Boring sport reinvented with a modern, ‘Hunger Games’-style twist
By Aidan Mouellic, Staff Writer
In the wake of dwindling viewership and their sport becoming basically obscure, members of the International Biathlon Federation (IBF) have voted in new “Biathlon Battle Royale” rules to take effect next season.
“Biathlon is no longer exciting enough for younger and newer viewers—they want action, they want thrills,” said IBF chairman Walther Peepikay.
Under the new rules, biathletes will no longer just be shooting stationary targets—they will also be shooting each other. Racers will still ski and shoot targets, but after a certain time has elapsed in the race, they will be allowed to shoot one another with rapid tranquillizer bullets.
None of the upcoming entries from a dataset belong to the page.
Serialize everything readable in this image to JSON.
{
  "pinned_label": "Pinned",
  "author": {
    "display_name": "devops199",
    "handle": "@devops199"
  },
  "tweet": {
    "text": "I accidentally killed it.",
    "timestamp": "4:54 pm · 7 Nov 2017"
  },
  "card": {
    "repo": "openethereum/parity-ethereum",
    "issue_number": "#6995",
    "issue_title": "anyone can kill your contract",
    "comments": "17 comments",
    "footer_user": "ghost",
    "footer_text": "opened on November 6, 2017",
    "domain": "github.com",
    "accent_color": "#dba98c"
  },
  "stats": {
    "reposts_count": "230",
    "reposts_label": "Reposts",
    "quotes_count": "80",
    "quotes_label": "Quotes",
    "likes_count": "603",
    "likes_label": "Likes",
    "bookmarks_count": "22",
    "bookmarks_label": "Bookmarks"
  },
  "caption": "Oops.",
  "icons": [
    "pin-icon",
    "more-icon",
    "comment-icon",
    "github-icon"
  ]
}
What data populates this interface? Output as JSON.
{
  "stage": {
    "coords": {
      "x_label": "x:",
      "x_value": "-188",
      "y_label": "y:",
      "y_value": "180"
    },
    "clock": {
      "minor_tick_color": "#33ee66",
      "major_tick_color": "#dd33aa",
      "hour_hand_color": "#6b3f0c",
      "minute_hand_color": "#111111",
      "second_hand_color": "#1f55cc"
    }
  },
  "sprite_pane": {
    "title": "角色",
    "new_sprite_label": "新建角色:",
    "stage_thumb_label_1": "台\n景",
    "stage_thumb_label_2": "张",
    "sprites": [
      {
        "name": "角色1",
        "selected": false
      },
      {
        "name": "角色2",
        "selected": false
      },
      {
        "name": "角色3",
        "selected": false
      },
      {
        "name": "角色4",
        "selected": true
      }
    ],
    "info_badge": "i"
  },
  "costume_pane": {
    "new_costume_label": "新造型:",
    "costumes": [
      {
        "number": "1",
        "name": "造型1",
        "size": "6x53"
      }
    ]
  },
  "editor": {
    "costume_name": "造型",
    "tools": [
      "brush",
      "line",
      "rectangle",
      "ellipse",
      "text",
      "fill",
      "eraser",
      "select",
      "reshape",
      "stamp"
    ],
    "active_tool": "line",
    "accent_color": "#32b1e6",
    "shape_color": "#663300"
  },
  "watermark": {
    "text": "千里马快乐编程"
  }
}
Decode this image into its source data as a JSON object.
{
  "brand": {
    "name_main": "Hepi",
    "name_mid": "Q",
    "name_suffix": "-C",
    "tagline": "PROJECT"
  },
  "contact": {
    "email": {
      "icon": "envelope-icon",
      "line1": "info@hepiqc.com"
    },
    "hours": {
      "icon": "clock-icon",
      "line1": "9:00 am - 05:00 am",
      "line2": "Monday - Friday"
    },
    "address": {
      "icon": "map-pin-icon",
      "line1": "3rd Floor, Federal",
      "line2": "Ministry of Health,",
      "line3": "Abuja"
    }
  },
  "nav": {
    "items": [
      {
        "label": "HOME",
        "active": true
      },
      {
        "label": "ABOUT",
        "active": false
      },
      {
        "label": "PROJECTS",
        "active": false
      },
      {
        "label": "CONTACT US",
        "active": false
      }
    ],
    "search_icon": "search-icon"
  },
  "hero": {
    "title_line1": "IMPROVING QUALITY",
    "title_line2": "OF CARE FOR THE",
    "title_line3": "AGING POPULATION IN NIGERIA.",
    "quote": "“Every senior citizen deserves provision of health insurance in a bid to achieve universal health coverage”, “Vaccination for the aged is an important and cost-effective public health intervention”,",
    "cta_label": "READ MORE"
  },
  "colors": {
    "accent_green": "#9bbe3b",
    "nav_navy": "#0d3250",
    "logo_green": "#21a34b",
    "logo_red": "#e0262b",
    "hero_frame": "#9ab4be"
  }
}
The new bullets are safe, but they eliminate the chance of finishing the race if hit with one. The tranquilizer drops a skier faster than a failed doping test, and will keep them knocked out for close to five hours.
The rifles used in biathlon typically fire .22 caliber bullets that would be deadly to the athletes. The IBF realized that they need competitors alive to keep the sport alive, so they have introduced a fast-acting tranquilizer bullet that will become standard issue on the racing circuit and facilitates the new Battle Royale race format.
Norwegian doctors have spent over two years developing the high-tech ammunition under a thick cloak of secrecy. One of the doctors, who wished to not be named, told us that the first few prototypes developed were awful: “We would shoot a test subject and they would stumble for minutes and then be out cold for days.” After a long period of tweaking and changing the design of the cartridges, the doctors succeeded in developing the ammunition that acts fast and stays in the system for a shorter period.
Most athletes are not keen on the rule changes. Biathlete Geoff Clark of Los Angeles tells the Other Press that, “In the neighbourhood I live in, I have to dodge bullets on the way to Whole Foods. I became a biathlete to avoid being shot and now I will be shot; it sucks but at least I won’t die.”
Still, the IBF stands behind their decision and thinks that it’s a win-win solution to dwindling viewership numbers.
“We get our viewership numbers up on television, and no athlete has to get shot with real bullets to achieve the result of increased advertising revenue,” explained Peepikay. “It’s a situation with no losers, we all benefit from this—the public gets entertained, the athletes get to live, and the IBF increases revenues.”
Clearly, biathlon is heading in a more violent direction, and time will only tell if the changes will be welcomed by the rest of the sporting world. For the time being though, it seems that the sport has found a way to stay relevant in a world seeking thrilling violence in sports.